Soundings July 2021

Soundings is the news and feature publication for recreational boaters. Award-winning coverage of the people, issues, events -- and the fun -- of recreational boating. Check out our generous boats-for-sale section and our gunkholing destinations.

United States
Active Interest Media
12 期號


2 分鐘
the joy of puttering

A friend was recently talking about early retirement and whether she was ready to push away from the workaday world and move toward the next phase of her life. She had ample savings, no debt, good healthcare and a solid social network. What she lacked, though, were a few good hobbies, activities that would allow her to pick up new skills, connect with like-minded people and relax in the process. I suggested she get a boat. Is there a better hobby out there than boating? It offers escape and adventure, the opportunity to make new friends, and the soul-stirring experience of being immersed in watery nature. And for some, an interest in boats presents the chance to engage in a type of physical and mental work that can be wholly gratifying. Bill Andrulitis…

2 分鐘
the breadwinner

This delicious launch is design No. 88 from Nat Benjamin at the Gannon and Benjamin Marine Railway in Vineyard Haven, Massachusetts. Her name is Toast, and she is a descendant of Baguette, a motor launch that Connecticut boatbuilder Jack Wilbur created in the 1980s. “It’s such a fun boat to go out for lunch or a sunset cocktail,” says Abby Boal, who owns Toast with her husband, Jeff. “We can get her into pretty shallow areas all around Narragansett Bay. She’s such a fun, happy little boat.” The Boals commissioned Toast after seeing Baguette, which Gannon and Benjamin rebuilt to use as a workboat after Wilbur died. No plans existed for the original design, so Benjamin drew them. He kept similar dimensions—Toast has a length overall of 23 feet, 6 inches, and…

5 分鐘
from plywood to all-out pizzazz

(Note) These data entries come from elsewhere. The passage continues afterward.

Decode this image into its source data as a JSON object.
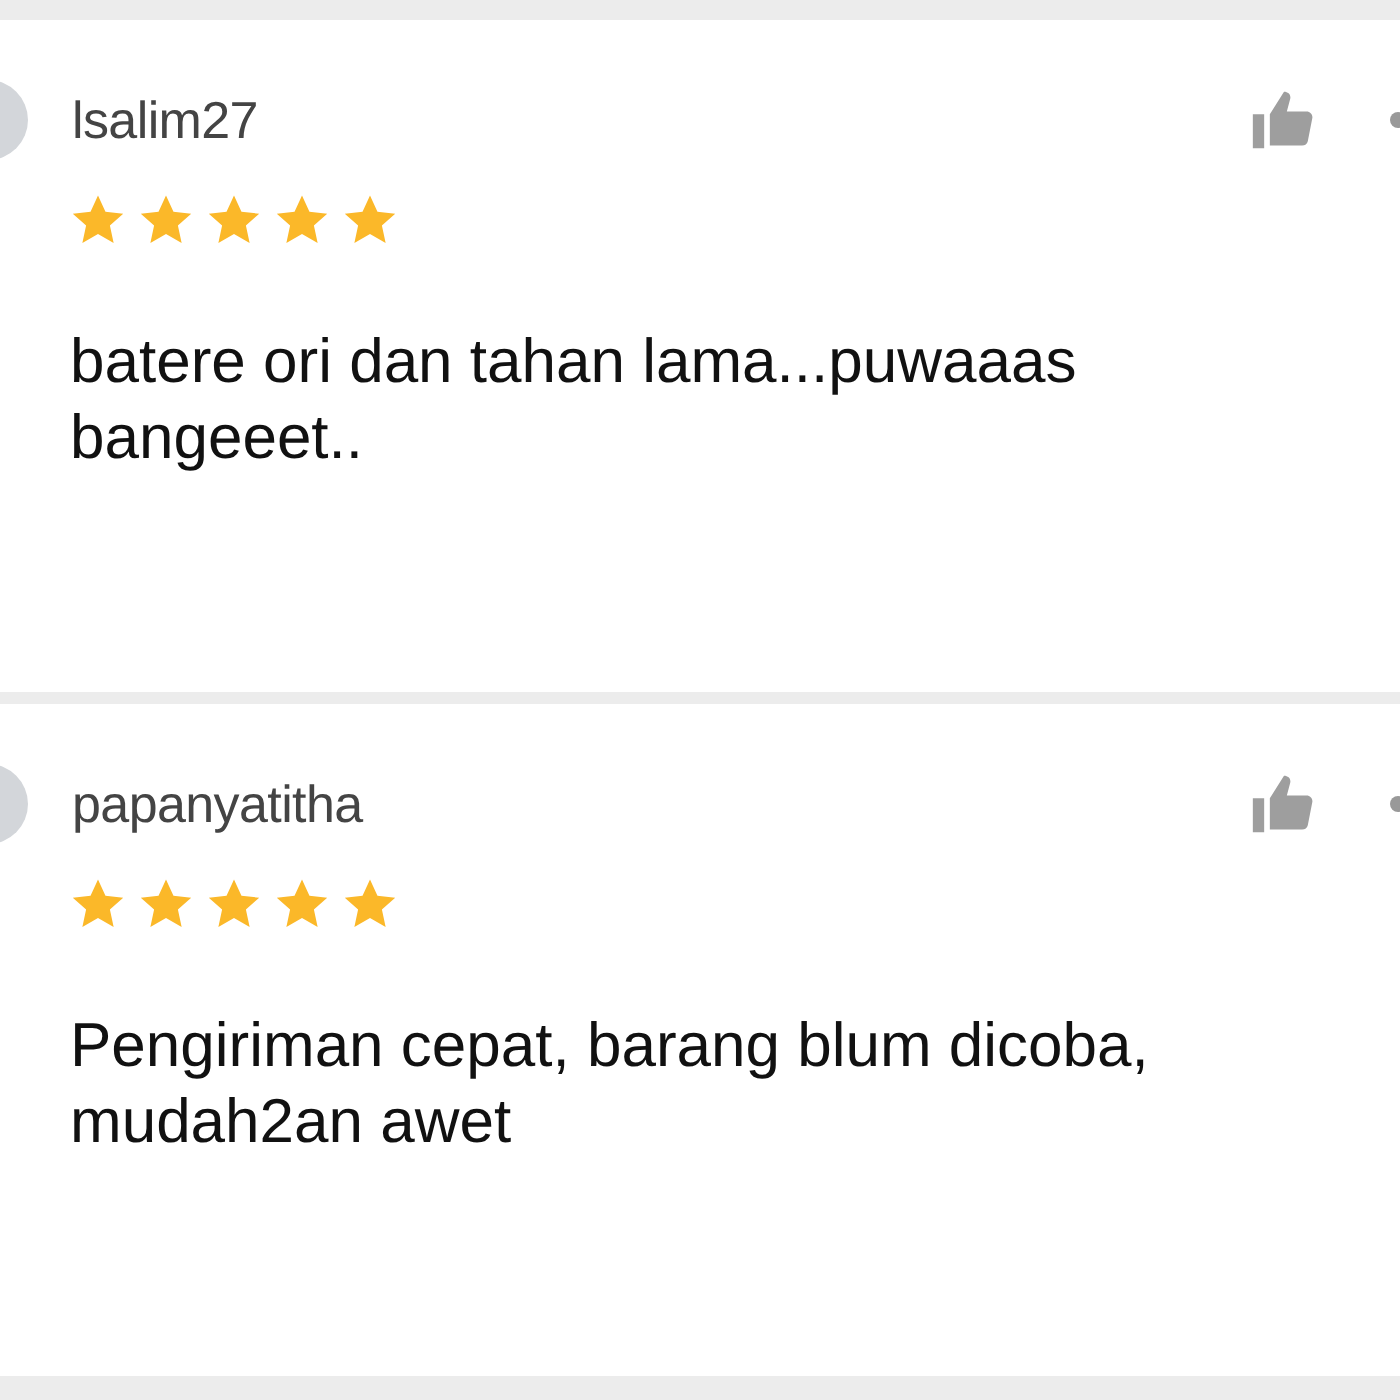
{
  "reviews": [
    {
      "user": "lsalim27",
      "stars": 5,
      "text": "batere ori dan tahan lama...puwaaas bangeeet.."
    },
    {
      "user": "papanyatitha",
      "stars": 5,
      "text": "Pengiriman cepat, barang blum dicoba, mudah2an awet"
    }
  ]
}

Kelvin Franks says his wife pegs the effort at about $30,000 over four and a half years. He doesn’t think he spent quite that much, and he’s not sure about the amount of time, since he’d occasionally take a month off to do other projects. But he knows what he has today: a 15-foot boat he built from scratch that somebody just offered $80,000 to buy. “I told him I just finished it—I’m not selling it,” Franks says. “But that was a good note.” Franks, a retired mechanical engineer who lives in Duson, Louisiana, started building Drift Wood while killing time during consulting work for an oil company. He was surfing online and came across plans for the Glen-L Ski King. He thought it might—with modifications—be a good tender to his 52-foot…

6 分鐘
look out for number one

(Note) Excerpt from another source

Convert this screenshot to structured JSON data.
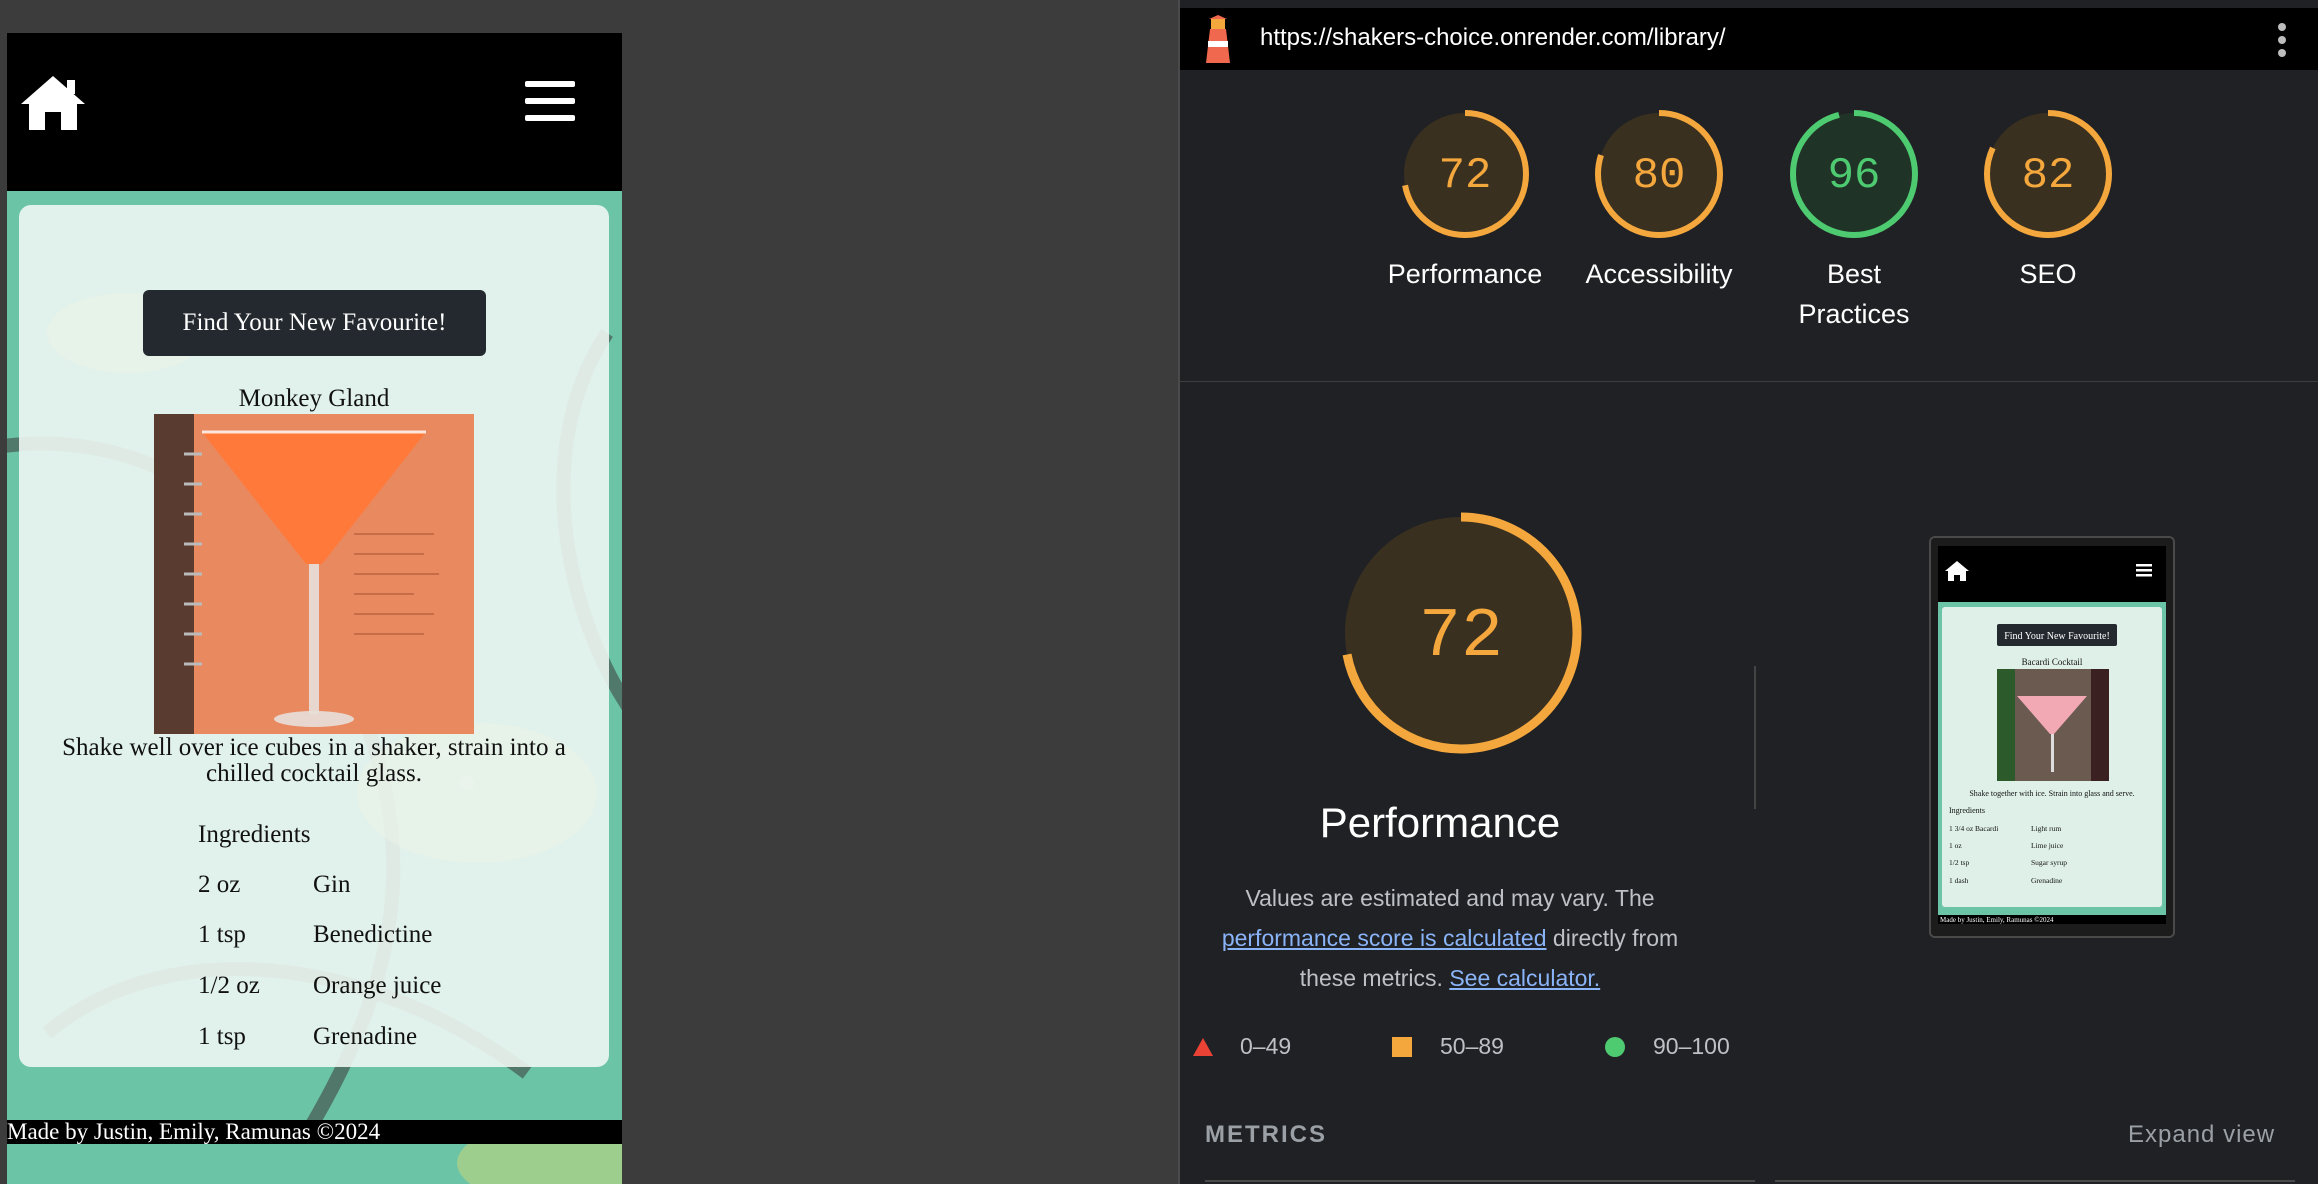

One Saturday morning in July a few years back, I cleared New Jersey’s Manasquan Inlet only to be swallowed in an unpredicted wall of fog a mile off the beach. My radar gave me a good view, so I headed offshore to get away from the numerous bottom-fishing boats that were behind me. I don’t like fishing in a fleet, and I figured I could work some of my hotspots without having to worry about all of those weekend warriors in my boat’s wake. When I had arrived at a good location, my crew got to work coaxing fluke to take interest in hooks sweetened with fresh smelt and squid strip combos. The fog was still present and had blanketed all sound in a curious way. With the Caterpillar diesels…

1 分鐘
what we’re watching

VINTAGE MOTORS The Pine Tree Chapter of the Antique Outboard Club of America gathers an eclectic, fun-loving group of gearheads—primarily from Maine—who enjoy collecting, fixing up and running antique outboard motors, some of which are more than 100 years old. The group’s YouTube channel, PineTree Boating Club, aims to inform enthusiasts about everything from meetups to the special tools, techniques and tricks one might need to get a clunky old motor back to its original glory—or simply get it running again. There’s something here for beginners, experts and every do-it-yourselfer in between.…

1 分鐘
more salty reads

FIRST AID While most of the activities we enjoy on the water are safe, there could be a time when a crewmember requires either minor or urgent medical help. Being prepared to deal with these injuries, no matter what sort of boating you do, is just good seamanship. Doctor On Board: Ship’s Medicine Chest and Care on the Water by Dr. William W. Forgey, a clinical professor of family medicine at Indiana University, educates readers about how to care for crewmembers suffering from seasickness, minor cuts and scrapes, broken bones, head injuries, sprains, as well as more serious emergencies that require advanced care, such as cardiac arrest. You’ll learn how to stock a good medical first aid kit and deal with severe orthopedic and respiratory issues, as well as how to…